Early Warning Mechanism
As things stand, the role of national parliaments in EU affairs is limited and indirect: Each parliament keeps an eye on its own government's actions in the EU arena. Sometimes they are called upon to make consequential decisions – such as whether to ratify a new treaty – but they have no direct say over the day-to-day business of the EU.
But this situation may well be about to change – which was the significance of the Irish news.
Three days before, in a second referendum, Irish voters had given a resounding "yes" to the Lisbon treaty, making its final entry into force all but certain. To those gathered in Stockholm, this meant that they would soon gain new powers and a direct say in EU affairs.
One under appreciated aspect of the Lisbon Treaty is that it significantly enhances the role of national parliaments. Most notably, it introduces an "Early Warning Mechanism" in which national parliaments will vet new EU legislative proposals: for the first time, this gives them a direct role in the EU's legislative process.
Under the new mechanism, national parliaments will have eight weeks to raise objections to a proposal if they think it violates the principle of subsidiarity – that is, if they think the matter should be left to the member states.
If one third of them raise objections (a "yellow card") then the proposal must be reviewed; If a majority do so (an "orange card"), then the proposal can be immediately voted down either by the Council of Ministers or the European Parliament.
It is commonly said that national parliaments have been the big losers of European integration, as they merely rubber-stamp decisions already made in Brussels. From a democratic perspective, even a powerful and directly-elected European Parliament cannot fully compensate for national parliaments' loss of influence. The new reform is meant in part to remedy this.
In the long process that led to the Lisbon Treaty, there were proposals to create a "third chamber" for the EU, made up of national parliamentarians. These were rejected – perhaps wisely, because assemblies of this kind often end up as powerless talking shops.
The Lisbon Treaty's early warning mechanism is different in that it gives national parliaments the legal power, limited but still significant, to act collectively at the EU level.
In fact the EU's national parliaments could form a kind of "virtual" third chamber in the sense that together they carry out some of the functions of a legislature even though they don't meet together in the same physical location.
Major logistical obstacles
For such a feat of intra parliamentary coordination to be accomplished, major logistical obstacles must be overcome. Even more important, national parliaments must undergo a shift in thinking towards acting collectively at the European level rather than individually vis-à-vis their own governments. This will be difficult, if the recent efforts of COSAC are taken as a guide.
Twice yearly, COSAC has coordinated a number of "subsidiarity checks" as test runs of the early warning mechanism. The results have been mixed. The difficulty is in part conceptual: it is hard to grasp the nature of the review, in particular the ever-slippery meaning of "subsidiarity."

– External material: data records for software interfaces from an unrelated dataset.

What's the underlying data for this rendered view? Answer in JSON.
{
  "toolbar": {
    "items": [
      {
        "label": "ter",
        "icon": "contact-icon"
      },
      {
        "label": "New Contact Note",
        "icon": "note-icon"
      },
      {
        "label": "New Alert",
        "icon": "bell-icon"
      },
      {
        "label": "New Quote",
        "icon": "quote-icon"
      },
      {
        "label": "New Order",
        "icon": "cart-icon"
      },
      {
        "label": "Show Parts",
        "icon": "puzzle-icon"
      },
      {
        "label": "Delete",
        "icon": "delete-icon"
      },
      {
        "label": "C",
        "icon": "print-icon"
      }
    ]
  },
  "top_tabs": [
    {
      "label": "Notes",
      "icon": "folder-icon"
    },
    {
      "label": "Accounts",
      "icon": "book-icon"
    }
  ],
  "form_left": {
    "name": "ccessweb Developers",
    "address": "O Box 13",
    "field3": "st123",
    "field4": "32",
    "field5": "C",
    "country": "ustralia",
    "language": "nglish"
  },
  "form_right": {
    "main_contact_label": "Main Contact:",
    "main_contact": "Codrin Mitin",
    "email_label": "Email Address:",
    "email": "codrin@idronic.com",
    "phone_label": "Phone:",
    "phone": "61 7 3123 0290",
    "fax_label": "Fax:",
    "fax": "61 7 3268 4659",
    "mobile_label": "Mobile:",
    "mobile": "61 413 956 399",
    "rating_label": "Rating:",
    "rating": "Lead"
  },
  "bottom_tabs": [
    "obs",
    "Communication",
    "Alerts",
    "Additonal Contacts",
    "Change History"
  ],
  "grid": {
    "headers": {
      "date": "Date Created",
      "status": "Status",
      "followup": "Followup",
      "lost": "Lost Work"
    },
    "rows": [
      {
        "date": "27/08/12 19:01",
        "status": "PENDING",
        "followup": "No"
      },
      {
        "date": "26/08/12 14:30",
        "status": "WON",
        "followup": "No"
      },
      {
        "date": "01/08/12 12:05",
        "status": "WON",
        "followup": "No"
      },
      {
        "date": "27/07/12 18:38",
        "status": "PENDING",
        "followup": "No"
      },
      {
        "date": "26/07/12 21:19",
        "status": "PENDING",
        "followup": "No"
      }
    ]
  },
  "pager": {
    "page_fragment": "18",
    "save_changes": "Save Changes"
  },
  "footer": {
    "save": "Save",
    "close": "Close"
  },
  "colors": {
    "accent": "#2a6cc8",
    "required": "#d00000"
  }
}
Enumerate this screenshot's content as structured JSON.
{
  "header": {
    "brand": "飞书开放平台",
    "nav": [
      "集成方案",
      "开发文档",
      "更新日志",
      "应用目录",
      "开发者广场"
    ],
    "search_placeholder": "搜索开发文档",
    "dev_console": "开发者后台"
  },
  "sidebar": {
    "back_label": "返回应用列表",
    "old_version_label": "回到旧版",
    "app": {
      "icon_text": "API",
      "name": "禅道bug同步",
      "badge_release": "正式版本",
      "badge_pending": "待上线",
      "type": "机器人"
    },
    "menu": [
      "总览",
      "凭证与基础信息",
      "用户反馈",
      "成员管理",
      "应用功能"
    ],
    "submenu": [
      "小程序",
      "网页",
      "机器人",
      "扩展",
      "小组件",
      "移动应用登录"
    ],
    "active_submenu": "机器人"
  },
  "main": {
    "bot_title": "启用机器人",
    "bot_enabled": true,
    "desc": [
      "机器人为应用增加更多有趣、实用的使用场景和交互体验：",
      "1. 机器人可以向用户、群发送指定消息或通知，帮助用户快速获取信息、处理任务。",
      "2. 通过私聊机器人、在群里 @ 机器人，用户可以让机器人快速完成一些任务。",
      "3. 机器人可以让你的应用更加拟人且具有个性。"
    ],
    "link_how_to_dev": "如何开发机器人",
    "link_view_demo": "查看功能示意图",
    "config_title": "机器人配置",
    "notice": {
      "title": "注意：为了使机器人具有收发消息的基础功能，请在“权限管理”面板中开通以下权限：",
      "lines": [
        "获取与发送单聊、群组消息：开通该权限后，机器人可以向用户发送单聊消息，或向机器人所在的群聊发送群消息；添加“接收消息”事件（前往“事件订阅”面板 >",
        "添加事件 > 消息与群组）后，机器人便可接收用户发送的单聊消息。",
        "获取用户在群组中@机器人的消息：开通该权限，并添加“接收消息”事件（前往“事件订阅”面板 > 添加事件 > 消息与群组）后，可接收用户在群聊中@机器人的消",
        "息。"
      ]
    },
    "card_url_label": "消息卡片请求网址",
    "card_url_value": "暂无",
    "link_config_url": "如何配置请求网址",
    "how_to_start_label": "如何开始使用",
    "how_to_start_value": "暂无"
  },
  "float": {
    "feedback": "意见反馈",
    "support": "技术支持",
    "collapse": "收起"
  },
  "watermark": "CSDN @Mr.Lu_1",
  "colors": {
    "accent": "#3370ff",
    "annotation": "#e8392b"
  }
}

Moreover, there are practical problems, in that national parliaments find it difficult to vet proposals within the eight-week window and to coordinate their responses.
So far they have not come close to the yellow-card or orange-card thresholds that would trigger an official review of a proposal. That seems feeble when one considers that after the Lisbon Treaty becomes law they will be required to vet not just two but hundreds of proposals per year.
Thus while national parliaments are set to gain new powers when the Treaty of Lisbon becomes law, it remains an open question whether they will exert substantial influence in the future EU.
Ian Cooper is a Senior Researcher at ARENA, Centre for European Studies, University of Oslo.